When Bubba's owner, Dr. Jim Lavender, walked up to the cage, the tawny 180-pound cat rolled over on his back for a tummy rub.Bubba is among the approximately 20 animals appearing in the Living Nativity pageant this weekend at Discovery United Methodist Church, where Lavender is senior pastor.
The pageant, which began last night, will be presented at 3, 5 and 7 p.m. today and tomorrow.
Most pageants don't have lions and tigers, but Lavender
, who had a brief stint in entertainment before entering the ministry, is federally and state-licensed and insured by Lloyd's of London
to exhibit exotic animals.
Animals for the Live Nativity were moved from their home on a Goochland County farm to the church Thursday evening.Some members of the congregation bring their family pets to add to the four-legged participants.
Yesterday morning, Bubba
, tigers Prince and Princess, Jill the donkey, Joshua the camel and too many sheep and goats to name, waited for breakfast outside the church at Gayton and Lauderdale roads in western Henrico County.When not on stage, the nativity animals hang out in stalls or cages near the church's stage entrance.

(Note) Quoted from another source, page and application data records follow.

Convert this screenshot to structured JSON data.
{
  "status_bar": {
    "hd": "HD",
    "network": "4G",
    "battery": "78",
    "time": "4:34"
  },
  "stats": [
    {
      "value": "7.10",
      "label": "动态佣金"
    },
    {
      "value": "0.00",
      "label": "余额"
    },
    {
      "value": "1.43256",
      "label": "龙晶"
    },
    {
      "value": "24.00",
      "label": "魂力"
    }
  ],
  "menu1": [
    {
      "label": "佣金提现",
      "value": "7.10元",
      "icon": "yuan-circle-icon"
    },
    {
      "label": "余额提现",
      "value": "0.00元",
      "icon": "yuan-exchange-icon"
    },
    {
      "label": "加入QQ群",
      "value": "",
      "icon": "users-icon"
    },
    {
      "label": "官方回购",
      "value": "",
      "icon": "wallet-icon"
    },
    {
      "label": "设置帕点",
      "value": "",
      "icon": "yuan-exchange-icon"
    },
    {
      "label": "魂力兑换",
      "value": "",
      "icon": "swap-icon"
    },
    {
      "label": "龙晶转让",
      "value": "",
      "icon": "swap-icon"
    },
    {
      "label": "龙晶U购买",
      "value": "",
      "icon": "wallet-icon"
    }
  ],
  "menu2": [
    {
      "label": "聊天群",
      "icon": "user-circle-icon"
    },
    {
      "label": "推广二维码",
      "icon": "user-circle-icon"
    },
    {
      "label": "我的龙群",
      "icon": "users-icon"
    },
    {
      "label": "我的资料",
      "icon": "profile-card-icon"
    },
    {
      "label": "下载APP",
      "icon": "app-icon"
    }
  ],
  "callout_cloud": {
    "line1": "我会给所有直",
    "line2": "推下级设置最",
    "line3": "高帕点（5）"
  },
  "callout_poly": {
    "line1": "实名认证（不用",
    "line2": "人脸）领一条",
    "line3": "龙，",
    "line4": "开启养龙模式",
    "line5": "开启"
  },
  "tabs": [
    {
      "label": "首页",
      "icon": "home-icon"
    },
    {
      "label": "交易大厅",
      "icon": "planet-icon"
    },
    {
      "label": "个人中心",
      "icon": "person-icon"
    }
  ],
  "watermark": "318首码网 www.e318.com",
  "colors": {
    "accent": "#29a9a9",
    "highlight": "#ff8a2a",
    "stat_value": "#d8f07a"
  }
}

"Teeth on one side and hoofs on the other," said Lavender
, indicating the specially constructed area at the base of the church's steeple.

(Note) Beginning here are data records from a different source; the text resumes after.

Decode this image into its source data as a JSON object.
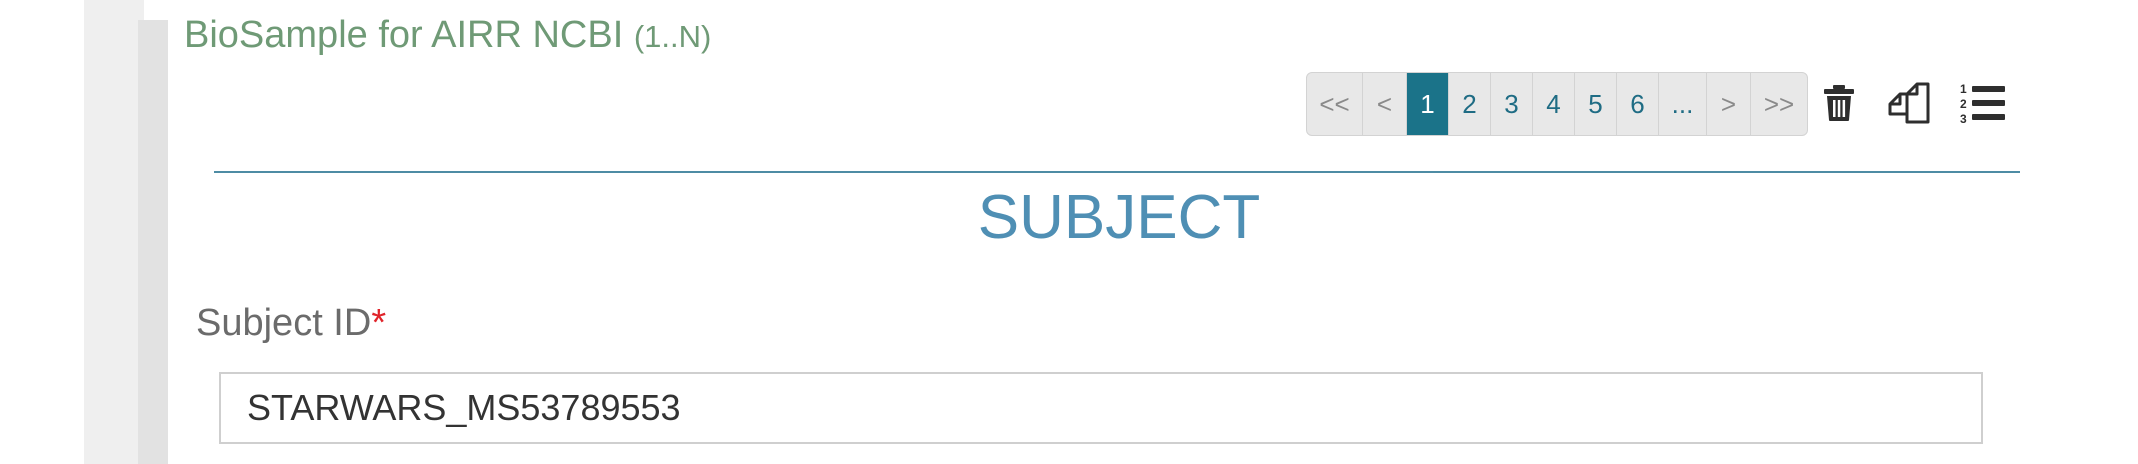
{
  "section": {
    "title": "BioSample for AIRR NCBI",
    "cardinality": "(1..N)"
  },
  "pagination": {
    "first_label": "<<",
    "prev_label": "<",
    "pages": [
      "1",
      "2",
      "3",
      "4",
      "5",
      "6"
    ],
    "current_page": "1",
    "ellipsis_label": "...",
    "next_label": ">",
    "last_label": ">>"
  },
  "toolbar": {
    "icons": [
      "trash-icon",
      "copy-icon",
      "ordered-list-icon"
    ]
  },
  "colors": {
    "title_green": "#6f9a76",
    "heading_blue": "#4f8fb4",
    "active_page": "#1b7389",
    "required_red": "#e0242b"
  },
  "subject": {
    "heading": "SUBJECT",
    "field_label": "Subject ID",
    "required_marker": "*",
    "value": "STARWARS_MS53789553"
  }
}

The area is enclosed on three sides with a high, padlocked fence on the fourth.The four stalls have roofs.This breaks the wind but allows for free-flowing air.The exotic animals stay in cages that also are covered on three sides.The animals are "never, ever tethered," Lavender
said."A tethered animal can't get away from other animals or people."
The stall floor is asphalt, heavily covered with hay bedding and shavings.Church volunteers help look after the animals.Someone is with them day and night, Lavender